During2002, the process of building the Bolivarian Republic has been severely attackedby sectors adversely affected by the non-privatisation of basic industries(especially the oil industry), the sound use of land and marine space, and theemphasis on human development and sustainability of natural resources. Theseattacks have ranged from the coup d’étaton 11 April 2002, to the implementation of a series of economic, political andconspiratorial measures at the end of 2002, attempting to remove the Presidentof the Republic from office. The social forces again have a major role to play.As they did in April 2002, in an organised way and from the streets, the peoplehave managed to recover and restore the President to office in an alliance withthe Constitutional Armed Forces. With sustained and organised action people areseeking to guarantee this space of real advocacy within a participatorydemocracy and to maintain constitutional and democratic order while defendingthe social improvements achieved so far.[7]


[1] UNICEF, The State of the World’s Children, 2001.

[2] Central Bank of Venezuela. Report by the Historical-Statistical Information Service. Caracas, 2002.
[3] Ministry of Planning and Development, Caracas.
[4] Strategic Plan for Health and Development 2000-2006. Caracas, 2000, p. 1.
[5] Ibid., p. 2.
[6] Ibid., p. 3.

[7] EDITOR’S NOTE: Chávez promoted measures to take control of the state oil company, Petróleos de Venezuela (PDVSA) nominally in possession of the government, but in fact slave to international operators. The managers of the company promoted a general strike on 9 April 2002. Following a large demonstration, where government partisans confronted the opposition, a group of the latter, comprising the business community and the military, removed Chávez from office, took him to an island and deprived him of his freedom, keeping him incommunicado. A new president was sworn in on 12 April. He dissolved parliament and, ignoring the Constitution, called for general elections to take place within a year. On 14 April, troops that were loyal to the legitimate government handed power back to Chavez. In October, a group of high-ranking armed forces called for “civilian and military disobedience,” and in December, political polarisation increased. The Organisation of American States has called on Venezuelans to reach a “constitutionally democratic solution and an electoral solution”.

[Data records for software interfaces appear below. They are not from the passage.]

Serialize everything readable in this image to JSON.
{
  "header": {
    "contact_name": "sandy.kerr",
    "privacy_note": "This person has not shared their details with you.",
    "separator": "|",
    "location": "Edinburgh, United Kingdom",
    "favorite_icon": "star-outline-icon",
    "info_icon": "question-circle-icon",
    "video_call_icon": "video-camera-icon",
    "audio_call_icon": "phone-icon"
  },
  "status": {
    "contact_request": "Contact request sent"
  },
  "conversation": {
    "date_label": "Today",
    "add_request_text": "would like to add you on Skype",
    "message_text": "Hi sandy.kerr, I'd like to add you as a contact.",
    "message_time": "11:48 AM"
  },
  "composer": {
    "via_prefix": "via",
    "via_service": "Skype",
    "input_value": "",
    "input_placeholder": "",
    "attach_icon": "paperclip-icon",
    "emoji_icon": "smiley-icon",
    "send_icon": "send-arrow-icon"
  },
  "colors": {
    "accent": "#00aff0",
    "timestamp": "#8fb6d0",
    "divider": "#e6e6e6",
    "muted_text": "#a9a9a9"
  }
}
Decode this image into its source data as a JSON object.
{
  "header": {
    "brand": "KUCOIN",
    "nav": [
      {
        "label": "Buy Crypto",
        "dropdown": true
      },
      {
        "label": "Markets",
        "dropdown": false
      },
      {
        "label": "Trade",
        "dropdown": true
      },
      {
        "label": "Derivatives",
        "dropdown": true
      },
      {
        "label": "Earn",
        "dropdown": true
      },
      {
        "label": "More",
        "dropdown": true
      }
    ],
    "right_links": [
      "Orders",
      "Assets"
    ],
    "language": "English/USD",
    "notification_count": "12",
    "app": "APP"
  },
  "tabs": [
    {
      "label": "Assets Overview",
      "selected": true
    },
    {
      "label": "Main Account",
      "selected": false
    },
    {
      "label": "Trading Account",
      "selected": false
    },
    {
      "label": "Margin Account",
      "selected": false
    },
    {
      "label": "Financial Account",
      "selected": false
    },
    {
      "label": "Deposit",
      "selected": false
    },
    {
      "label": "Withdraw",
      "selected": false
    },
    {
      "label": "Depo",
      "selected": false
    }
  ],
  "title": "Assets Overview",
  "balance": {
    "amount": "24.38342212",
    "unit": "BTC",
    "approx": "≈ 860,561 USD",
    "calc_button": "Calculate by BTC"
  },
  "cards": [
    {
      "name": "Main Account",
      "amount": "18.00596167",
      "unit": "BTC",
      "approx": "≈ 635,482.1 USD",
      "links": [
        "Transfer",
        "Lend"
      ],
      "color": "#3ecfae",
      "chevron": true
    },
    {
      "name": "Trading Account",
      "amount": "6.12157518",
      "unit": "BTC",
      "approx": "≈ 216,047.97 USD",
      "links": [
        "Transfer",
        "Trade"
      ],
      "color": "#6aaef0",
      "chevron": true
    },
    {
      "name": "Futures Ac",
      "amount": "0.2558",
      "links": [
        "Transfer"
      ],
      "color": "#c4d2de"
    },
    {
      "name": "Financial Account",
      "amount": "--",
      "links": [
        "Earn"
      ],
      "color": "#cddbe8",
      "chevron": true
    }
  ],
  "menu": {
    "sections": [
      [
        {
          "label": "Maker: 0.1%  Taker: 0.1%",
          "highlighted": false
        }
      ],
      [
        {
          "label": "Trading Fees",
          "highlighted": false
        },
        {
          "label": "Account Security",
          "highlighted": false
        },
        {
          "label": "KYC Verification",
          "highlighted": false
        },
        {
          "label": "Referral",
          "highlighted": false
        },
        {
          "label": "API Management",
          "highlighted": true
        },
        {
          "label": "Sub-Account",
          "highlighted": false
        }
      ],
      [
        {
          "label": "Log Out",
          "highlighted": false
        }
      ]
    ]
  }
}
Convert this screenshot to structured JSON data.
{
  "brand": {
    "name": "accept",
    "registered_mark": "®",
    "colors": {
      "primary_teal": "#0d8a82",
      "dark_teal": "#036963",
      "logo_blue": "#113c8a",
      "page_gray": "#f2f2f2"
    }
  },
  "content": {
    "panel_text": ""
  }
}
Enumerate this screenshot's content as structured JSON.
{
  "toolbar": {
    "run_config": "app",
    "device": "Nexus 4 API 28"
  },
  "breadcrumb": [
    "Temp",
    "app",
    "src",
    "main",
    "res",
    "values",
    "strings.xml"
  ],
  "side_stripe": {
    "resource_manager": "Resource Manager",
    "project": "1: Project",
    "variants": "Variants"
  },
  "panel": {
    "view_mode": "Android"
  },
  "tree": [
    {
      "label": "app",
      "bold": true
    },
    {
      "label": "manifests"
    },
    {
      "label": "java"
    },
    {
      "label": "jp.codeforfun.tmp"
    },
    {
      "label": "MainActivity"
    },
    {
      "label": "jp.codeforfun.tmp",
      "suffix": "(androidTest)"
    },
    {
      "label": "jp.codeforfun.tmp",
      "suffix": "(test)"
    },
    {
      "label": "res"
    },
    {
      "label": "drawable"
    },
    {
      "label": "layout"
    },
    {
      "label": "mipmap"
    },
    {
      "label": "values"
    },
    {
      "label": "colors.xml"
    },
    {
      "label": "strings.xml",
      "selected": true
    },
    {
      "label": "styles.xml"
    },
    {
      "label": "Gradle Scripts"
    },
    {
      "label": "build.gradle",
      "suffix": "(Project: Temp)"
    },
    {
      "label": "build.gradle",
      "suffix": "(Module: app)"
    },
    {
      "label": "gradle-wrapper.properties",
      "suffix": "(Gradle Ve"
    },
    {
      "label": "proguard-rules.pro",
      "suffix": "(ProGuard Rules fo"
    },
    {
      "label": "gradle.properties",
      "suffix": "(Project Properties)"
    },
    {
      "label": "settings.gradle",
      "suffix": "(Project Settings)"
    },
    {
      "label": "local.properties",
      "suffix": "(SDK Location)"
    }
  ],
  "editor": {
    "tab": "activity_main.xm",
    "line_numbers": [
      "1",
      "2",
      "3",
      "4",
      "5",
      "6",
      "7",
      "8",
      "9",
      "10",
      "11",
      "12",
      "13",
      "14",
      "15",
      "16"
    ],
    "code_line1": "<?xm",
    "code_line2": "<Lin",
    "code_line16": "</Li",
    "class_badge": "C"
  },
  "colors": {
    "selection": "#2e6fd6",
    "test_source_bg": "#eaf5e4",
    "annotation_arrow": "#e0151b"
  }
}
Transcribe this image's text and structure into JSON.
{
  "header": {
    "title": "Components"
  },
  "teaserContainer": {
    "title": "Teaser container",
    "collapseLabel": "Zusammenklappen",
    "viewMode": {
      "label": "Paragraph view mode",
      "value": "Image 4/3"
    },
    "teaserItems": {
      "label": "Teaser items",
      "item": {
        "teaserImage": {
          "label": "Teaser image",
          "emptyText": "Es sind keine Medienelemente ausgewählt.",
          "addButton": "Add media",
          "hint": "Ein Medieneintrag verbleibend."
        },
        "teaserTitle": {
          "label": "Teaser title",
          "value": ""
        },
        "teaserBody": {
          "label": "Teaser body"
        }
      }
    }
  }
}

The authors appreciate the cooperation of the Documentation Centre and the Unit of Assessment of Social Impact of the Development Bank for Women, Venezuela.